It is best to disinfect your humidifier in cases where mineral deposits from tap water settle in the water tank. It may appear dirty or the water may look cloudy when the holding tank is filled. You need to disinfect only if the unit seems dirty, as proper cleaning is usually sufficient.
Dilute 1 teaspoon of bleach in a gallon of water. Dampen a soft, clean cloth with this solution and wipe the water tray, then rinse with water. Wipe the exterior portions of the base with the bleach solution, but do not use water to clean or submerge the base. Water could damage it or cause the unit to shock you when plugged in. Use the bleach solution to fill the water tank. Wait approximately 20 minutes, occasionally shaking the closed tank. Empty and rinse with water until you can no longer smell bleach.

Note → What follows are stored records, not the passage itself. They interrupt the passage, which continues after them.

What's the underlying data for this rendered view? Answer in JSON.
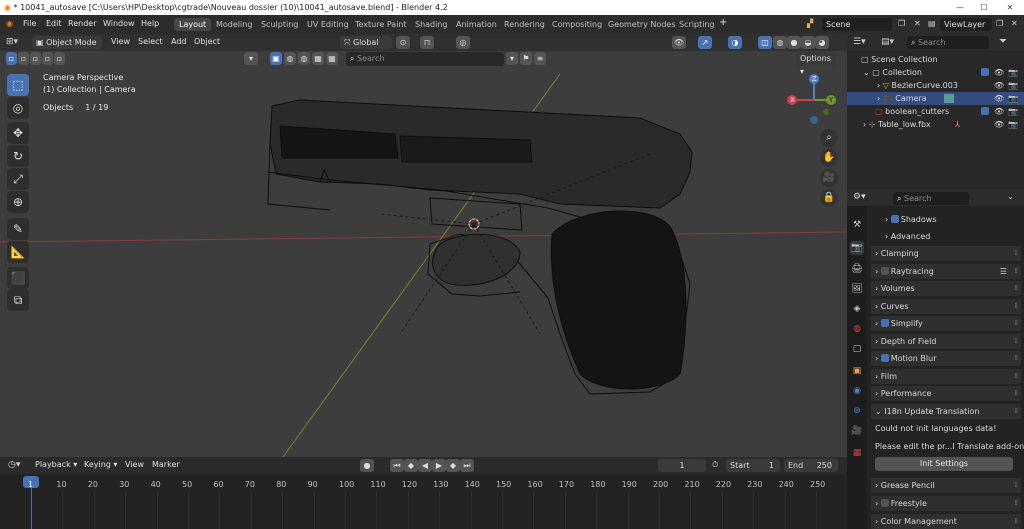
{
  "window": {
    "title": "* 10041_autosave [C:\\Users\\HP\\Desktop\\cgtrade\\Nouveau dossier (10)\\10041_autosave.blend] - Blender 4.2"
  },
  "menus": [
    "File",
    "Edit",
    "Render",
    "Window",
    "Help"
  ],
  "workspaces": [
    "Layout",
    "Modeling",
    "Sculpting",
    "UV Editing",
    "Texture Paint",
    "Shading",
    "Animation",
    "Rendering",
    "Compositing",
    "Geometry Nodes",
    "Scripting"
  ],
  "active_workspace": "Layout",
  "scene": {
    "name": "Scene",
    "view_layer": "ViewLayer"
  },
  "viewport": {
    "mode": "Object Mode",
    "header_menus": [
      "View",
      "Select",
      "Add",
      "Object"
    ],
    "orientation": "Global",
    "options_label": "Options",
    "search_placeholder": "Search",
    "overlay_info": {
      "line1": "Camera Perspective",
      "line2": "(1) Collection | Camera",
      "objects_label": "Objects",
      "objects_value": "1 / 19"
    },
    "gizmo": {
      "x": "X",
      "y": "Y",
      "z": "Z"
    }
  },
  "timeline": {
    "menus": [
      "Playback",
      "Keying",
      "View",
      "Marker"
    ],
    "current_frame": "1",
    "start_label": "Start",
    "start": "1",
    "end_label": "End",
    "end": "250",
    "ticks": [
      "1",
      "10",
      "20",
      "30",
      "40",
      "50",
      "60",
      "70",
      "80",
      "90",
      "100",
      "110",
      "120",
      "130",
      "140",
      "150",
      "160",
      "170",
      "180",
      "190",
      "200",
      "210",
      "220",
      "230",
      "240",
      "250"
    ]
  },
  "outliner": {
    "search_placeholder": "Search",
    "root": "Scene Collection",
    "items": [
      {
        "label": "Collection"
      },
      {
        "label": "BezierCurve.003"
      },
      {
        "label": "Camera"
      },
      {
        "label": "boolean_cutters"
      },
      {
        "label": "Table_low.fbx"
      }
    ]
  },
  "properties": {
    "search_placeholder": "Search",
    "panels": [
      "Shadows",
      "Advanced",
      "Clamping",
      "Raytracing",
      "Volumes",
      "Curves",
      "Simplify",
      "Depth of Field",
      "Motion Blur",
      "Film",
      "Performance",
      "I18n Update Translation"
    ],
    "i18n_msg1": "Could not init languages data!",
    "i18n_msg2": "Please edit the pr...I Translate add-on",
    "init_button": "Init Settings",
    "panels_bottom": [
      "Grease Pencil",
      "Freestyle",
      "Color Management"
    ]
  },
  "colors": {
    "accent": "#4772b3",
    "selected_row": "#334d80"
  }
}
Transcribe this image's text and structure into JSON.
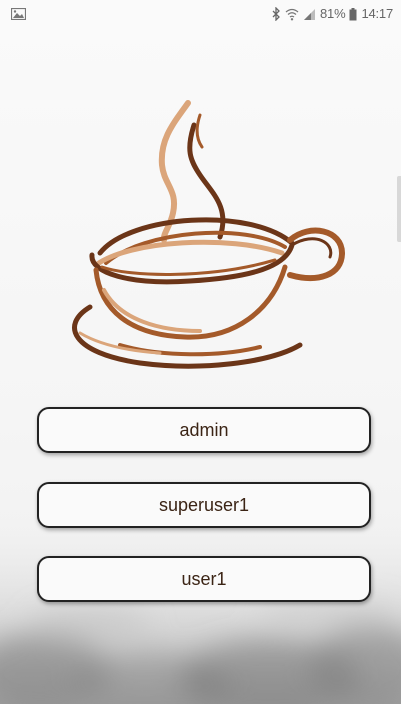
{
  "status_bar": {
    "left_icon": "image-icon",
    "bluetooth_icon": "bluetooth-icon",
    "wifi_icon": "wifi-icon",
    "signal_icon": "signal-icon",
    "battery_percent": "81%",
    "battery_icon": "battery-icon",
    "time": "14:17"
  },
  "logo": {
    "icon": "coffee-cup-icon",
    "colors": {
      "dark": "#6b3518",
      "medium": "#a45a2a",
      "light": "#dba57a"
    }
  },
  "users": [
    {
      "label": "admin"
    },
    {
      "label": "superuser1"
    },
    {
      "label": "user1"
    }
  ]
}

Wipe the tank dry.
- Korean Journal of Anesthesiology: The Effect of Electrically Heated Humidifier on the Body Temperature and Blood Loss in Spinal Surgery Under General Anesthesia
- Journal of Clinical Sleep Medicine: Filters Reduce the Risk of Bacterial Transmission from Contaminated Heated Humidifiers Used with CPAP for Obstructive Sleep Apnea
- Centers for Disease Control: Guidelines for Prevention of Nosocomial Pneumonia
- Consumer Product Safety Commission: CPSC Safety Alert
Nancy Polashuk, RRT obtained her B.S. in respiratory care from York College of Pennsylvania and has been working as a registered respiratory therapist in the hospital setting since 2010 and most recently in home care. Polashuk's first job was in a small community hospital, working the night shift and seeing everything from gunshot victims to paper cuts.